Scientists found that during the summer of 2005, more than 700,000 sq km, or 70 million hectares of pristine, old-growth forest in southwestern Amazonia experienced an extensive, severe drought.
This megadrought caused widespread changes to the forest canopy that were detectable by satellite.
While rainfall levels gradually recovered in subsequent years, the damage to the canopy persisted all the way to the next major drought, especially involving the older, larger, more vulnerable canopy trees, the journal Proceedings of the National Academy of Sciences reports.
About half the forest affected by the 2005 drought -- an area the size of California -- did not recover by the time NASA's QuikScat stopped gathering global data in November 2009 and before the start of a more extensive drought in 2010, according to a NASA statement.
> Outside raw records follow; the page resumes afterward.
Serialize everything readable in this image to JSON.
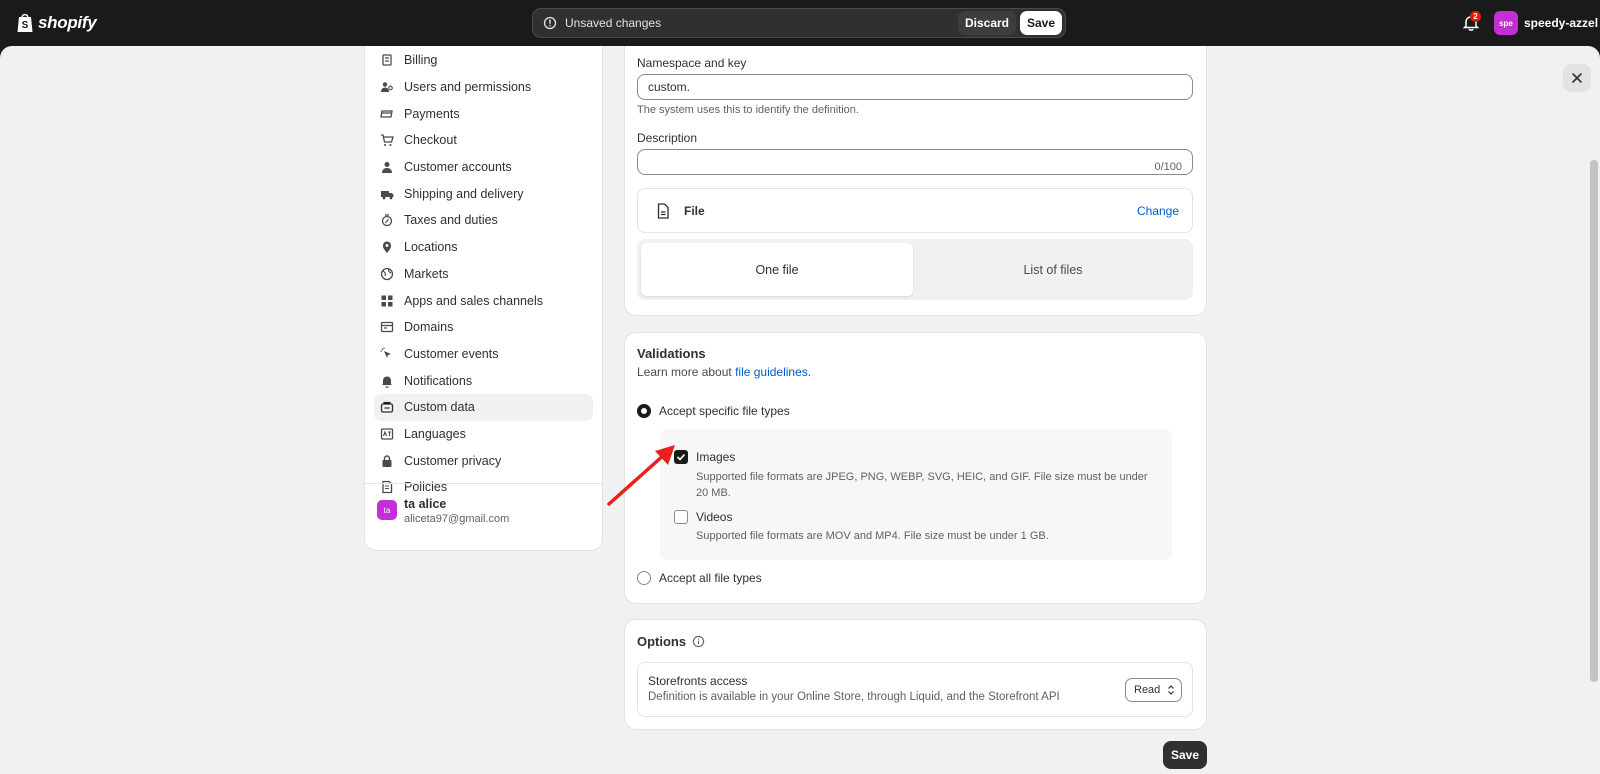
{
  "topbar": {
    "logo_text": "shopify",
    "unsaved_message": "Unsaved changes",
    "discard_label": "Discard",
    "save_label": "Save",
    "notification_count": "2",
    "store_avatar": "spe",
    "store_name": "speedy-azzel"
  },
  "sidebar": {
    "items": [
      {
        "label": "Billing",
        "icon": "billing-icon"
      },
      {
        "label": "Users and permissions",
        "icon": "users-icon"
      },
      {
        "label": "Payments",
        "icon": "payments-icon"
      },
      {
        "label": "Checkout",
        "icon": "cart-icon"
      },
      {
        "label": "Customer accounts",
        "icon": "person-icon"
      },
      {
        "label": "Shipping and delivery",
        "icon": "truck-icon"
      },
      {
        "label": "Taxes and duties",
        "icon": "taxes-icon"
      },
      {
        "label": "Locations",
        "icon": "location-icon"
      },
      {
        "label": "Markets",
        "icon": "globe-icon"
      },
      {
        "label": "Apps and sales channels",
        "icon": "apps-icon"
      },
      {
        "label": "Domains",
        "icon": "domains-icon"
      },
      {
        "label": "Customer events",
        "icon": "cursor-icon"
      },
      {
        "label": "Notifications",
        "icon": "bell-icon"
      },
      {
        "label": "Custom data",
        "icon": "custom-data-icon"
      },
      {
        "label": "Languages",
        "icon": "languages-icon"
      },
      {
        "label": "Customer privacy",
        "icon": "lock-icon"
      },
      {
        "label": "Policies",
        "icon": "policies-icon"
      }
    ],
    "active_item": "Custom data",
    "user": {
      "avatar": "ta",
      "name": "ta alice",
      "email": "aliceta97@gmail.com"
    }
  },
  "definition": {
    "namespace_label": "Namespace and key",
    "namespace_value": "custom.",
    "namespace_help": "The system uses this to identify the definition.",
    "description_label": "Description",
    "description_value": "",
    "description_counter": "0/100",
    "type_name": "File",
    "change_label": "Change",
    "segment_options": [
      "One file",
      "List of files"
    ],
    "segment_selected": "One file"
  },
  "validations": {
    "title": "Validations",
    "learn_prefix": "Learn more about ",
    "learn_link": "file guidelines",
    "learn_suffix": ".",
    "radio_specific": "Accept specific file types",
    "radio_all": "Accept all file types",
    "radio_selected": "specific",
    "images_label": "Images",
    "images_checked": true,
    "images_help": "Supported file formats are JPEG, PNG, WEBP, SVG, HEIC, and GIF. File size must be under 20 MB.",
    "videos_label": "Videos",
    "videos_checked": false,
    "videos_help": "Supported file formats are MOV and MP4. File size must be under 1 GB."
  },
  "options": {
    "title": "Options",
    "storefront_title": "Storefronts access",
    "storefront_desc": "Definition is available in your Online Store, through Liquid, and the Storefront API",
    "storefront_value": "Read"
  },
  "footer": {
    "save_label": "Save"
  },
  "colors": {
    "accent_link": "#005bd3",
    "avatar": "#c22fd6",
    "annotation_arrow": "#e8211a"
  }
}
These results, together with observed recurrences of droughts every few years and associated damage to the forests in southern and western Amazonia in the past decade, suggest these rainforests may be showing the first signs of potential large-scale degradation due to climate change.
An international research team led by Sassan Saatchi of NASA's Jet Propulsion Lab, California, analyzed more than a decade of satellite microwave radar data collected between 2000 and 2009 over Amazonia.
"The biggest surprise for us was that the effects appeared to persist for years after the 2005 drought," said study co-author Yadvinder Malhi of the University of Oxford, UK.
"We had expected the forest canopy to bounce back after a year with a new flush of leaf growth, but the damage appeared to persist right up to the subsequent drought in 2010."
Researchers attribute the 2005 Amazonian drought to the long-term warming of tropical Atlantic sea surface temperatures.
"In effect, the same climate phenomenon that helped form hurricanes Katrina and Rita along the southern coasts of the US in 2005 also likely caused the severe drought in southwest Amazonia," Saatchi said.